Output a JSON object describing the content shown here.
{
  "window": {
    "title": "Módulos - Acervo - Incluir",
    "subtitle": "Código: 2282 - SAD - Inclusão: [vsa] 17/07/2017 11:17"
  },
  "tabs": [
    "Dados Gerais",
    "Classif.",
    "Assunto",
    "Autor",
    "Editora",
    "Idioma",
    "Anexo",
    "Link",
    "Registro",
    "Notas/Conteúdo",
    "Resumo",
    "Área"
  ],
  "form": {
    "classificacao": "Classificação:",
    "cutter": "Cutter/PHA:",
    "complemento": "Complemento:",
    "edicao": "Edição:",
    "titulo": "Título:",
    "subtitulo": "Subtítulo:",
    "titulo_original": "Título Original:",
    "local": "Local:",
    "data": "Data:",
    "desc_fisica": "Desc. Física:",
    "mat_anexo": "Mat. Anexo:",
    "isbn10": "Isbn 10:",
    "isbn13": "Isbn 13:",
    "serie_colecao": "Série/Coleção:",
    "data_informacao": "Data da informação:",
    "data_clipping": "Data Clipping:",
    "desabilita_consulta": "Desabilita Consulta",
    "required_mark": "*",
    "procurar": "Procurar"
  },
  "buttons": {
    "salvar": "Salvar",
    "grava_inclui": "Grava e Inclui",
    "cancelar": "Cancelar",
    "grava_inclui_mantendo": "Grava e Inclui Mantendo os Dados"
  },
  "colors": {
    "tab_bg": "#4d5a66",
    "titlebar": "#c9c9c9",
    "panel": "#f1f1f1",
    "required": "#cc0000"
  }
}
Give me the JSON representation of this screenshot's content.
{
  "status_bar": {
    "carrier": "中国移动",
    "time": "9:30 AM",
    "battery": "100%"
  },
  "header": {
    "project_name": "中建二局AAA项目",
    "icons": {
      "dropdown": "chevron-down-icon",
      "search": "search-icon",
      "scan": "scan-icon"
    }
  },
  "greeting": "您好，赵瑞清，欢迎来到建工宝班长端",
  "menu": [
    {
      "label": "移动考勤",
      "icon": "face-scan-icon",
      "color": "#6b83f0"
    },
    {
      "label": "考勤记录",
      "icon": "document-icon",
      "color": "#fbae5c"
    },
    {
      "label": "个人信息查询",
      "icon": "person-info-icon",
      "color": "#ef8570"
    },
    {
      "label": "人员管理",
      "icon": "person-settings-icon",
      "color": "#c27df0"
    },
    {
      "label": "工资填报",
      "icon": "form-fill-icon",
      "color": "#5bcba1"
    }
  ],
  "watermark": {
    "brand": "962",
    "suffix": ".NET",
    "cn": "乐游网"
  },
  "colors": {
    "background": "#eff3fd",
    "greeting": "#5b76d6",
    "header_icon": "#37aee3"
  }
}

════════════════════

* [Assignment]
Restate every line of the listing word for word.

* [Task output]
Output a JSON object describing the content shown here.
{
  "window": {
    "title": "Módulos - Acervo - Incluir",
    "subtitle": "Código: 2282 - SAD - Inclusão: [vsa] 17/07/2017 11:17"
  },
  "tabs": [
    "Dados Gerais",
    "Classif.",
    "Assunto",
    "Autor",
    "Editora",
    "Idioma",
    "Anexo",
    "Link",
    "Registro",
    "Notas/Conteúdo",
    "Resumo",
    "Área"
  ],
  "form": {
    "classificacao": "Classificação:",
    "cutter": "Cutter/PHA:",
    "complemento": "Complemento:",
    "edicao": "Edição:",
    "titulo": "Título:",
    "subtitulo": "Subtítulo:",
    "titulo_original": "Título Original:",
    "local": "Local:",
    "data": "Data:",
    "desc_fisica": "Desc. Física:",
    "mat_anexo": "Mat. Anexo:",
    "isbn10": "Isbn 10:",
    "isbn13": "Isbn 13:",
    "serie_colecao": "Série/Coleção:",
    "data_informacao": "Data da informação:",
    "data_clipping": "Data Clipping:",
    "desabilita_consulta": "Desabilita Consulta",
    "required_mark": "*",
    "procurar": "Procurar"
  },
  "buttons": {
    "salvar": "Salvar",
    "grava_inclui": "Grava e Inclui",
    "cancelar": "Cancelar",
    "grava_inclui_mantendo": "Grava e Inclui Mantendo os Dados"
  },
  "colors": {
    "tab_bg": "#4d5a66",
    "titlebar": "#c9c9c9",
    "panel": "#f1f1f1",
    "required": "#cc0000"
  }
}
Give me the JSON representation of this screenshot's content.
{
  "status_bar": {
    "carrier": "中国移动",
    "time": "9:30 AM",
    "battery": "100%"
  },
  "header": {
    "project_name": "中建二局AAA项目",
    "icons": {
      "dropdown": "chevron-down-icon",
      "search": "search-icon",
      "scan": "scan-icon"
    }
  },
  "greeting": "您好，赵瑞清，欢迎来到建工宝班长端",
  "menu": [
    {
      "label": "移动考勤",
      "icon": "face-scan-icon",
      "color": "#6b83f0"
    },
    {
      "label": "考勤记录",
      "icon": "document-icon",
      "color": "#fbae5c"
    },
    {
      "label": "个人信息查询",
      "icon": "person-info-icon",
      "color": "#ef8570"
    },
    {
      "label": "人员管理",
      "icon": "person-settings-icon",
      "color": "#c27df0"
    },
    {
      "label": "工资填报",
      "icon": "form-fill-icon",
      "color": "#5bcba1"
    }
  ],
  "watermark": {
    "brand": "962",
    "suffix": ".NET",
    "cn": "乐游网"
  },
  "colors": {
    "background": "#eff3fd",
    "greeting": "#5b76d6",
    "header_icon": "#37aee3"
  }
}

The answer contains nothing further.